## [Provided records]
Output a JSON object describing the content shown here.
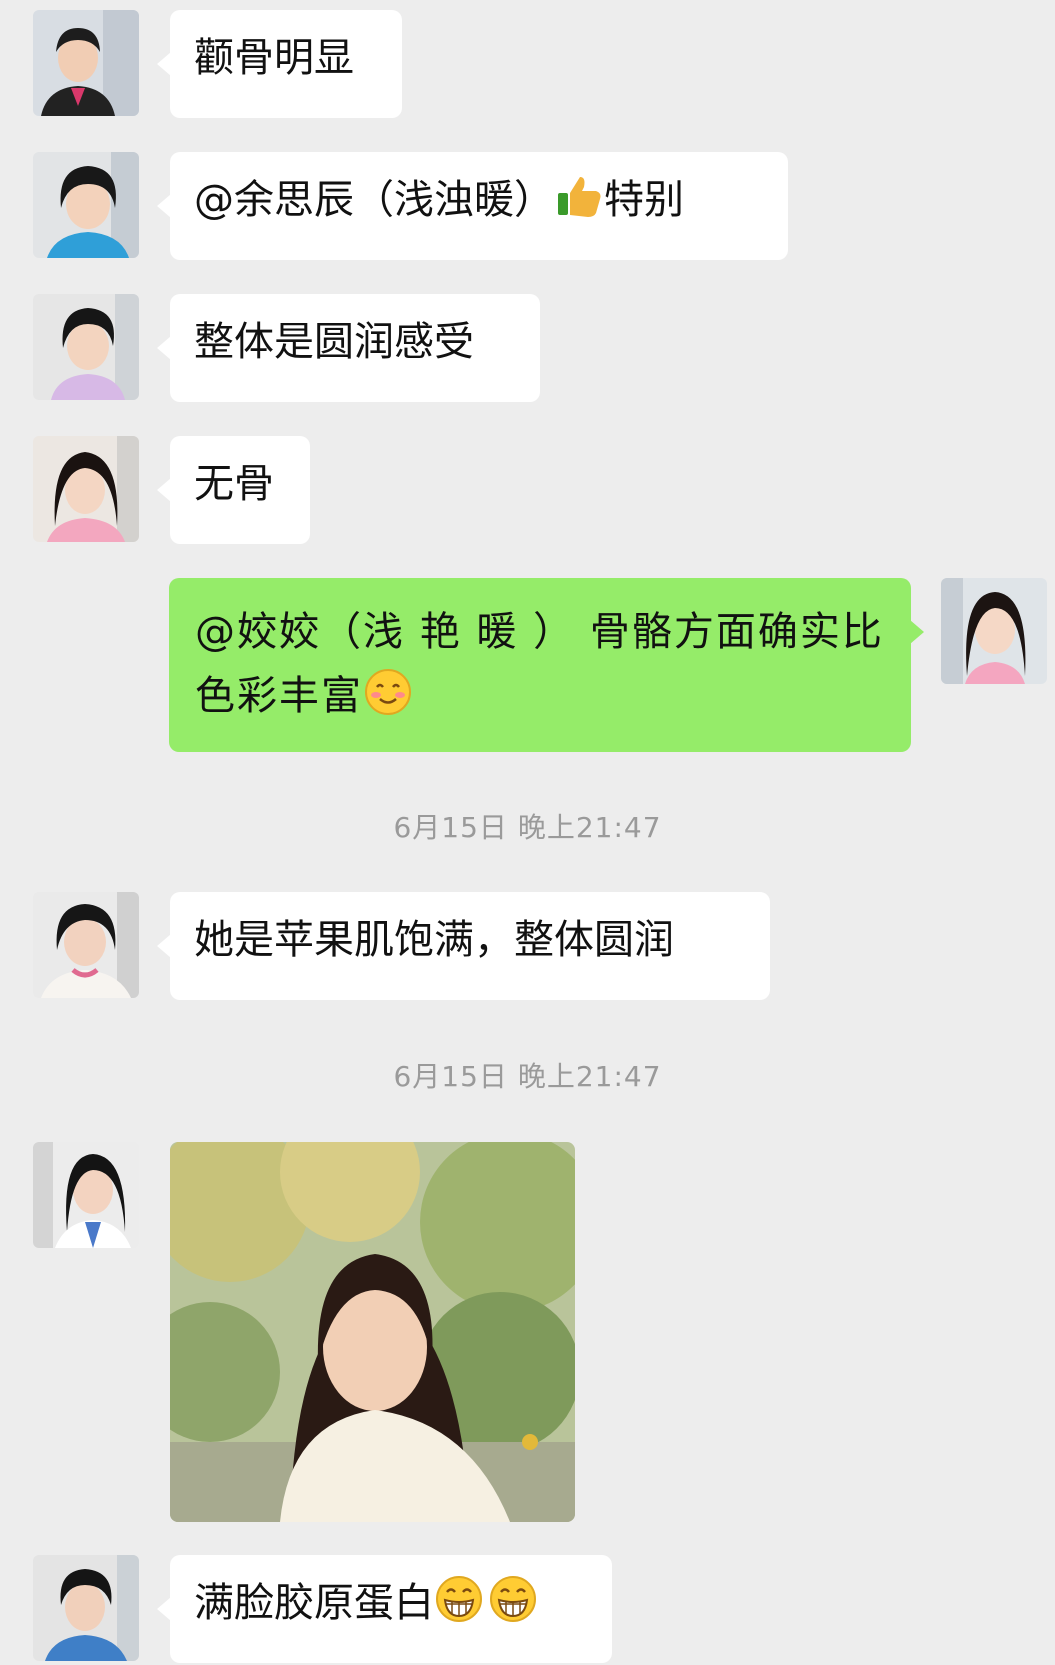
{
  "messages": [
    {
      "text": "颧骨明显"
    },
    {
      "text_before": "@余思辰（浅浊暖）",
      "text_after": "特别",
      "emoji": "thumbs-up"
    },
    {
      "text": "整体是圆润感受"
    },
    {
      "text": "无骨"
    },
    {
      "text": "@姣姣（浅 艳 暖 ） 骨骼方面确实比色彩丰富",
      "emoji": "blushing-smile"
    },
    {
      "text": "她是苹果肌饱满，整体圆润"
    },
    {
      "image": "portrait-photo"
    },
    {
      "text": "满脸胶原蛋白",
      "emoji": "grinning-face"
    }
  ],
  "timestamps": [
    "6月15日 晚上21:47",
    "6月15日 晚上21:47"
  ],
  "colors": {
    "background": "#ededed",
    "incoming_bubble": "#ffffff",
    "outgoing_bubble": "#95ec69",
    "timestamp_text": "#9a9a9a"
  }
}
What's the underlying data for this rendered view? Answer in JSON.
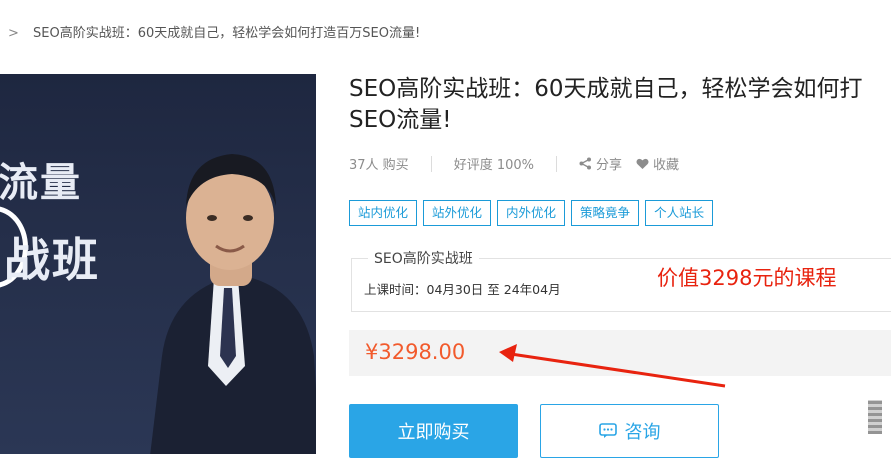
{
  "breadcrumb": {
    "separator": ">",
    "current": "SEO高阶实战班：60天成就自己，轻松学会如何打造百万SEO流量!"
  },
  "cover": {
    "line1": "流量",
    "line2": "战班"
  },
  "course": {
    "title_line1": "SEO高阶实战班：60天成就自己，轻松学会如何打",
    "title_line2": "SEO流量!",
    "buyers": "37人 购买",
    "rating": "好评度 100%",
    "share_label": "分享",
    "favorite_label": "收藏",
    "tags": [
      "站内优化",
      "站外优化",
      "内外优化",
      "策略竟争",
      "个人站长"
    ]
  },
  "schedule": {
    "name": "SEO高阶实战班",
    "time": "上课时间：04月30日 至 24年04月"
  },
  "annotation": {
    "value_note": "价值3298元的课程",
    "color": "#e8230f"
  },
  "price": {
    "amount": "¥3298.00",
    "color": "#f25a2c"
  },
  "actions": {
    "buy_label": "立即购买",
    "consult_label": "咨询",
    "accent": "#2aa5e6"
  },
  "icons": {
    "share": "share-icon",
    "favorite": "heart-icon",
    "consult": "chat-icon"
  }
}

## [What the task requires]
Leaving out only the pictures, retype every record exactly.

## [Answer box]
Output a JSON object describing the content shown here.
{
  "messages": [
    {
      "text": "颧骨明显"
    },
    {
      "text_before": "@余思辰（浅浊暖）",
      "text_after": "特别",
      "emoji": "thumbs-up"
    },
    {
      "text": "整体是圆润感受"
    },
    {
      "text": "无骨"
    },
    {
      "text": "@姣姣（浅 艳 暖 ） 骨骼方面确实比色彩丰富",
      "emoji": "blushing-smile"
    },
    {
      "text": "她是苹果肌饱满，整体圆润"
    },
    {
      "image": "portrait-photo"
    },
    {
      "text": "满脸胶原蛋白",
      "emoji": "grinning-face"
    }
  ],
  "timestamps": [
    "6月15日 晚上21:47",
    "6月15日 晚上21:47"
  ],
  "colors": {
    "background": "#ededed",
    "incoming_bubble": "#ffffff",
    "outgoing_bubble": "#95ec69",
    "timestamp_text": "#9a9a9a"
  }
}
What's the underlying data for this rendered view? Answer in JSON.
{
  "breadcrumb": {
    "separator": ">",
    "current": "SEO高阶实战班：60天成就自己，轻松学会如何打造百万SEO流量!"
  },
  "cover": {
    "line1": "流量",
    "line2": "战班"
  },
  "course": {
    "title_line1": "SEO高阶实战班：60天成就自己，轻松学会如何打",
    "title_line2": "SEO流量!",
    "buyers": "37人 购买",
    "rating": "好评度 100%",
    "share_label": "分享",
    "favorite_label": "收藏",
    "tags": [
      "站内优化",
      "站外优化",
      "内外优化",
      "策略竟争",
      "个人站长"
    ]
  },
  "schedule": {
    "name": "SEO高阶实战班",
    "time": "上课时间：04月30日 至 24年04月"
  },
  "annotation": {
    "value_note": "价值3298元的课程",
    "color": "#e8230f"
  },
  "price": {
    "amount": "¥3298.00",
    "color": "#f25a2c"
  },
  "actions": {
    "buy_label": "立即购买",
    "consult_label": "咨询",
    "accent": "#2aa5e6"
  },
  "icons": {
    "share": "share-icon",
    "favorite": "heart-icon",
    "consult": "chat-icon"
  }
}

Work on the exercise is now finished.